Francis Alÿs has been walking since 1990. He started his walks in Mexico City, his chosen home since 1986, and has continued in São Paulo, London, Istanbul and Jerusalem, among others. Alÿs is the ‘artist as walker’ par excellence, one who explores and re-imagines the city by the routes he follows through it.
In Railings, Alÿs walks around London, running a drumstick along railings in order to create an urban sound specific to its setting. This gesture, which at first recalls a children’s game, may also bring to mind some of the music of John Cage or Steve Reich; it produces a vast repertoire of rhythms produced by the different kinds of railings that the artist walks past. Added to these sounds produced by the gesture of his hand are various accidental noises – a barking dog, a siren, the roar of traffic. But it is the specific score that the artist superimposes over the ambient noise that produces the music here. If his gesture makes the space itself resonate – its structure and linearity, its architectural ruptures and rhythms –, then the impact of the stick on the railings and walls in turn underscores the rhythm of his steps, the movement of his body in space, the passing of time as a movement.

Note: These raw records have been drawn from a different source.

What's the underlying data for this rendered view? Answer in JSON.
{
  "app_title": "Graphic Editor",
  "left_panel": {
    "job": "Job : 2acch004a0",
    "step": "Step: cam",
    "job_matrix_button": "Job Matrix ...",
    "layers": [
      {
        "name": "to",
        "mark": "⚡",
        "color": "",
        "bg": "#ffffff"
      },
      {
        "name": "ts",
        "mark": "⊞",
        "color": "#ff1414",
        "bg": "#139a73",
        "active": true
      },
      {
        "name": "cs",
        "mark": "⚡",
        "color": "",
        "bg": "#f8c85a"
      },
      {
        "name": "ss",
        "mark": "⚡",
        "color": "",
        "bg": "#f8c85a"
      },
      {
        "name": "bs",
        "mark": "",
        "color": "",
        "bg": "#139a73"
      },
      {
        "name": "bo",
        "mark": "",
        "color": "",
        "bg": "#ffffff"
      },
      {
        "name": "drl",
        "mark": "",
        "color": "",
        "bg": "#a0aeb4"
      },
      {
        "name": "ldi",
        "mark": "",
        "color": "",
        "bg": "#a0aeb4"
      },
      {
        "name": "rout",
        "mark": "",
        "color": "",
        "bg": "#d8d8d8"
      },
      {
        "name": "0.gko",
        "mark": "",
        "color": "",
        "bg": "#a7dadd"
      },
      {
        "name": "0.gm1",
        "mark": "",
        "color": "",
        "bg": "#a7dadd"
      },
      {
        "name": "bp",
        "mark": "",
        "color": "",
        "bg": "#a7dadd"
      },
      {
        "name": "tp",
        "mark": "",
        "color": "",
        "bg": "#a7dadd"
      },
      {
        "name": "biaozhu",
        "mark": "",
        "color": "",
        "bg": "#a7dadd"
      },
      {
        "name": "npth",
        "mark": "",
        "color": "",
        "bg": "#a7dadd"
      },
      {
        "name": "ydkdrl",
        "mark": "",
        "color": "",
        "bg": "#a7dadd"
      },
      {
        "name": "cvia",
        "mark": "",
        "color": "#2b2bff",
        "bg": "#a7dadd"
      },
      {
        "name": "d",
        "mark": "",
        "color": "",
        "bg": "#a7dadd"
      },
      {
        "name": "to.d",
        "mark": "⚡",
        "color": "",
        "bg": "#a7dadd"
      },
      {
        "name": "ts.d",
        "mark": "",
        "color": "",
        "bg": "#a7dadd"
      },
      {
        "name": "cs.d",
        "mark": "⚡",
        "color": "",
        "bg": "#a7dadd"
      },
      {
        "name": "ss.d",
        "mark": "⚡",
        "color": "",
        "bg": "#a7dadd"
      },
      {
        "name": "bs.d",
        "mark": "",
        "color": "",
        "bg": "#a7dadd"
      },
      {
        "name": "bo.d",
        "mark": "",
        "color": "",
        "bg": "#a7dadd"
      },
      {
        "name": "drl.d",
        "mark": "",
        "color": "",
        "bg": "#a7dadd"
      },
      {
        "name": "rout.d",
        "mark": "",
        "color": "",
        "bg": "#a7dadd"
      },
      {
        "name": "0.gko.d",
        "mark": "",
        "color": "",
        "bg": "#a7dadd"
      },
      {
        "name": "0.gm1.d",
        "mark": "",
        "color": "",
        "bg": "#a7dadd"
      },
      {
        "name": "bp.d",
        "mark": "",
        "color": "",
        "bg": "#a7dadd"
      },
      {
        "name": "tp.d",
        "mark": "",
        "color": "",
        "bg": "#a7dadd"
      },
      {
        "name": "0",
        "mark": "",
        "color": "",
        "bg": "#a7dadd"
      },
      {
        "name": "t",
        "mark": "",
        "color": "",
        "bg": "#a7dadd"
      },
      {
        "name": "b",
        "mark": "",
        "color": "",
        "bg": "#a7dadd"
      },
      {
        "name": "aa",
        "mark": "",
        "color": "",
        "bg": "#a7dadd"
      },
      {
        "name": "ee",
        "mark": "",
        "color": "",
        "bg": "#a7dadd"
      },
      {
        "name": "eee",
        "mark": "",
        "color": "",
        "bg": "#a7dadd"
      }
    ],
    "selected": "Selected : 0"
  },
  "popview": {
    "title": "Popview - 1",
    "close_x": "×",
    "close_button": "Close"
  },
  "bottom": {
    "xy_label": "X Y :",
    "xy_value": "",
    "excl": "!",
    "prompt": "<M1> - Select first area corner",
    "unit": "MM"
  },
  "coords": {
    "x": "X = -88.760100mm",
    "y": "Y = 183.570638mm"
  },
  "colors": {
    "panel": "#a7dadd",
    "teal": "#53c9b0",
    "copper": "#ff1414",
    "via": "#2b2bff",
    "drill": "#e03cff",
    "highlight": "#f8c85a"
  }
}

Railings recalls an earlier work by Alÿs, Time Is a Trick of the Mind (1998), which consists of a video animation based on drawings, shown as a double projection. We see a man walking alongside a fence with a wooden stick in his hand and we hear the sound of the stick touching the metal, sometimes in synch with the gesture and sometimes out of synch, the two rhythms combining to form a third. Railings can thus be read as the culmination of work begun several years earlier, with drawing giving way to performance and musical simulation to capturing reality.
Mark Godfrey (ed.), Francis Alÿs – A Story of Deception, London, Tate Publishing, 2010.
Robert Harbinson, James Lingwood et alii, Francis Alÿs. Seven Walks, London, Artangel, 2005.
Andreas Bee and Anton von Bebenburg, Francis Alÿs: Time is a Trick of the Mind, Frankfurt, Revolver, 2004.